I moved back to Knoxville, TN in April of 2006. For three years I was the Student Pastor at Chilhowee Hills Baptist Church. After three years, I was asked to transition to Lead Pastor. During the transition from student pastor to lead pastor I became close with a man named Blaine Anderson. Blaine quickly became a spiritual father to me, and he began using a term I had never heard before. The term was “spiritual world.” Blaine began to disciple me in the works of Holy Spirit and my spiritual eyes and ears were awakened even more. Finally, I had found someone who could explain to me what I wanted to learn so many years earlier. I began to meet with Blaine to talk about Holy Spirit and what he called the Spirit World. For the first time in my life, Holy Spirit became less of a mystery and I began to interact with Him as a person, as God.

Yet, about five years ago I was on the edge of burnout. The ministry at the church wasn’t bad, but the finances, people, ministry, staff and all the counseling sessions became too much for me. I felt like I was drowning with no lifeline. I wanted to quit, but I knew that would not honor nor glorify the name of Jesus. My identity was focused in temporal and wrong things. I would come in on Mondays and if our offering was good then I thought I was a good pastor. However, if the offerings were bad then I was a bad pastor. I also began to evaluate myself through the way I preached. If people responded, I thought I was doing well but if they didn’t then I thought I was failing. My identity was wrong, so therefore I was “feeling” things and thinking they were true when in fact they were just “feelings.”

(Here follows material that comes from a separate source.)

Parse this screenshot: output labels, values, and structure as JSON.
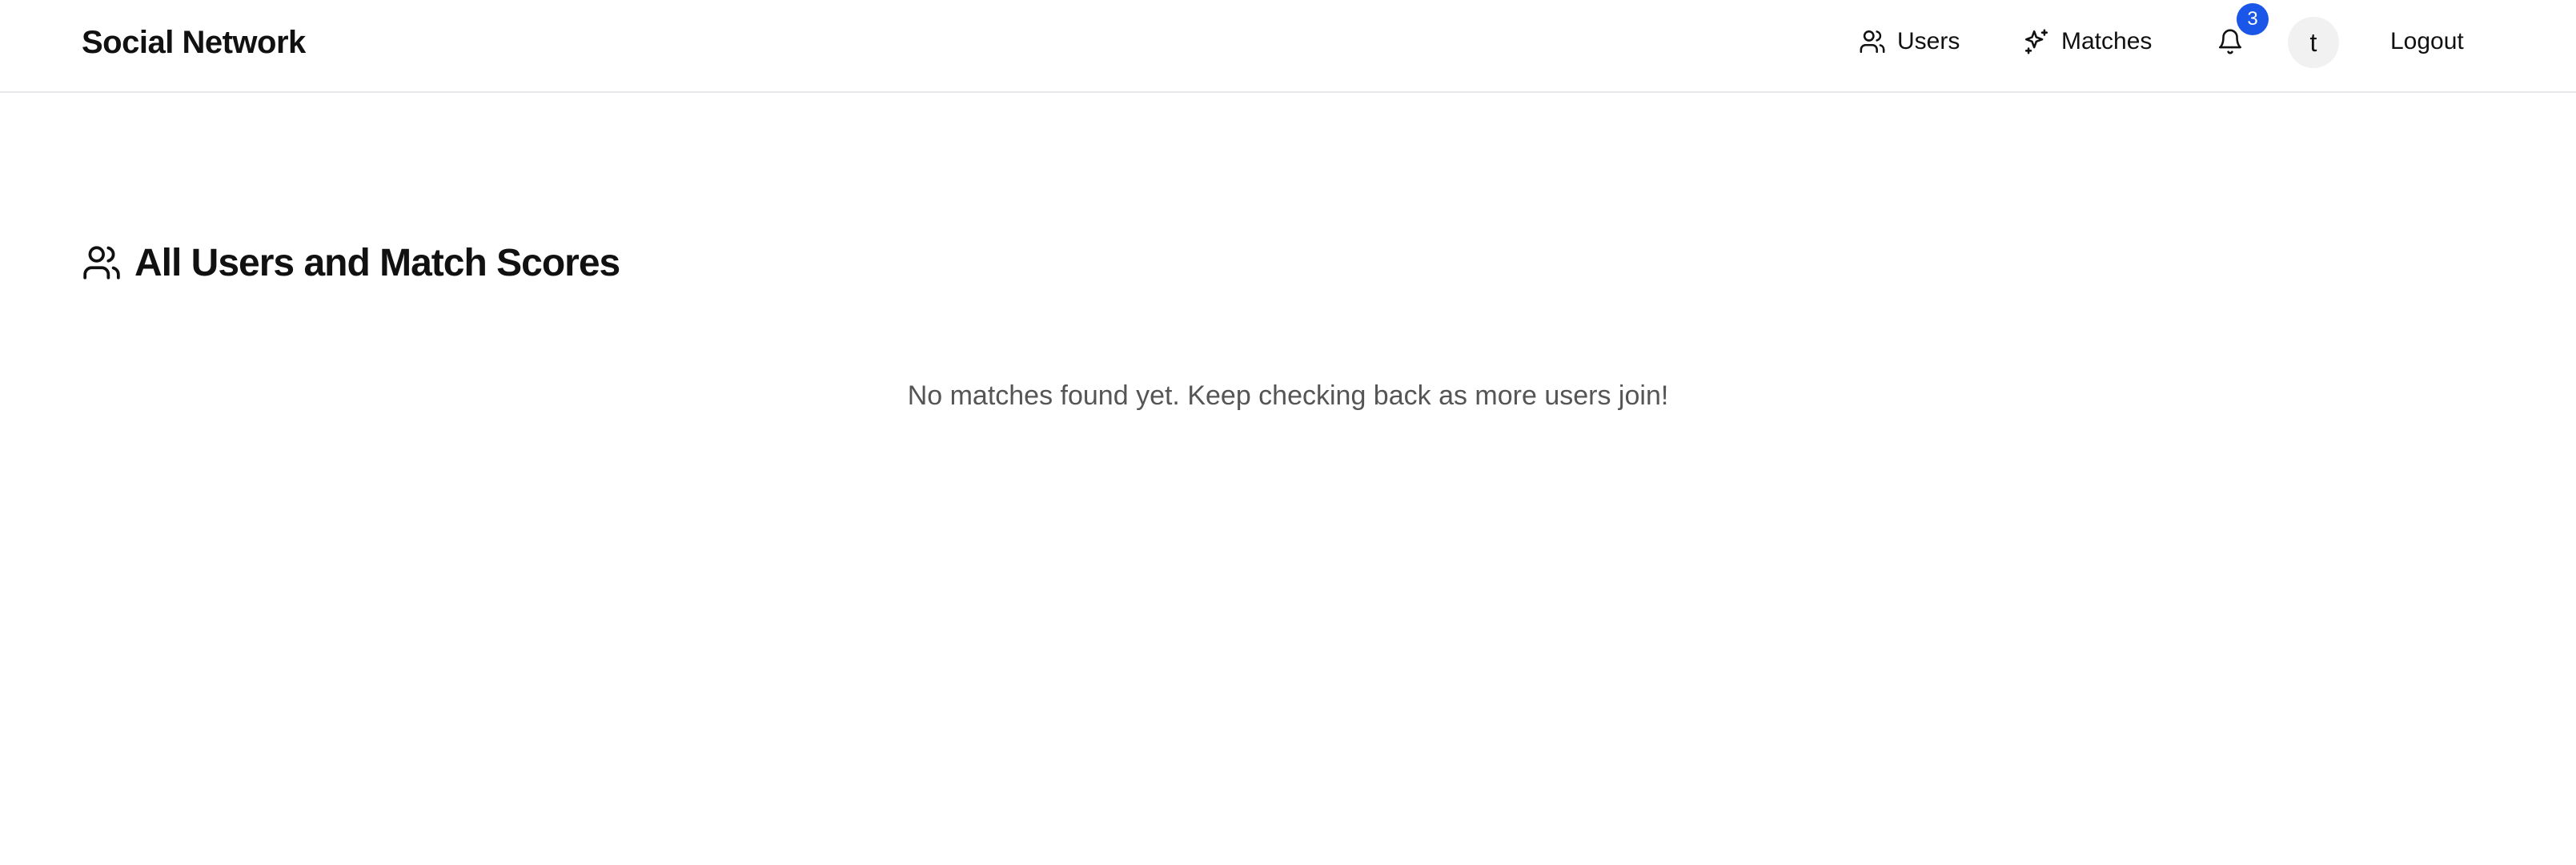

I asked the deacons first, then the church, if I could take a one-month sabbatical. During my sabbatical I was introduced to GFI. I had heard of them before, but honestly, I never took the time to really listen. Now, feeling I was at the bottom, I started to listen to [the Church’s Discipleship Counselor] Hans Haun who had tried so many times before to reach out to me… After my sabbatical, I realized I needed boundaries or what I call “guardrails” in my life. One of those guardrails was to meet regularly with Hans.

At our first meeting, my life was changed! I sat in my office as I watched Hans draw out the wheel and line diagrams. As he explained the “Exchanged Life” to me I sat there thinking, “This is why I do what I do. This is why I react in emotion and I feel like a failure!” My identity is wrong, and self is leading my life. That day I began praying the “selfers” prayer of total surrender. I began to ponder Dr. Solomon’s statement, “We learn to be in experience who we already are in position.” I am seated with Christ in heavenly places. My identity is no longer in offerings or sermons. In Christ, I am chosen, I am called, I am beloved, and I am complete.

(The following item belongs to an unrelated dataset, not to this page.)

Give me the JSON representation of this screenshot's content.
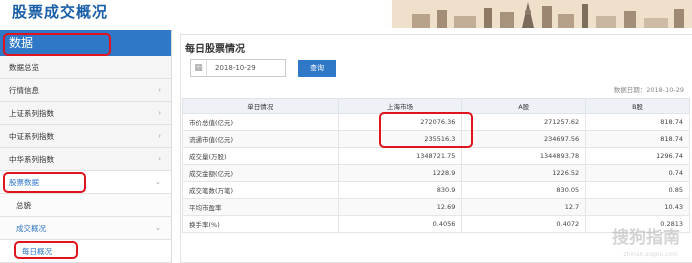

Now, I reckon myself dead unto sin and alive unto God (Romans 6). I understand that one of my greatest enemies is my flesh and daily I need to reckon that, in Christ, my flesh has been crucified with its passions and desires” (Galatians 5:24). My identity isn’t in what I do, what I fail at, or even how I feel. My identity isn’t in what others think or say about me; good or bad. My identity is in Christ and I am who He says I am. He called and chose me before the foundations of the world (Ephesians 1:4), which means He chose me before I could do anything to earn it or to do anything that would disqualify me from receiving it. He loves me not because of who I am, but because of who He is! I am complete in Christ (Colossians 2:10) and this means I lack nothing. I am deficient in nothing. I can no longer say, “If I had more grace or mercy then I would be a better pastor.” I have all of the grace and mercy I need because I have Holy Spirit in me. The power that has raised the dead, (Romans 8), is in me. Christ in me is the key that changes everything. So, Galatians 2:20 isn’t just a verse to memorize; it is my life. I died, I was buried, but I was also raised to walk in newness of life! My goal is to live surrendered to Jesus, walking with and being led by Holy Spirit (Galatians 5:16). As I abide in Christ, then He can work through me and the works He does are perfect, just and good!…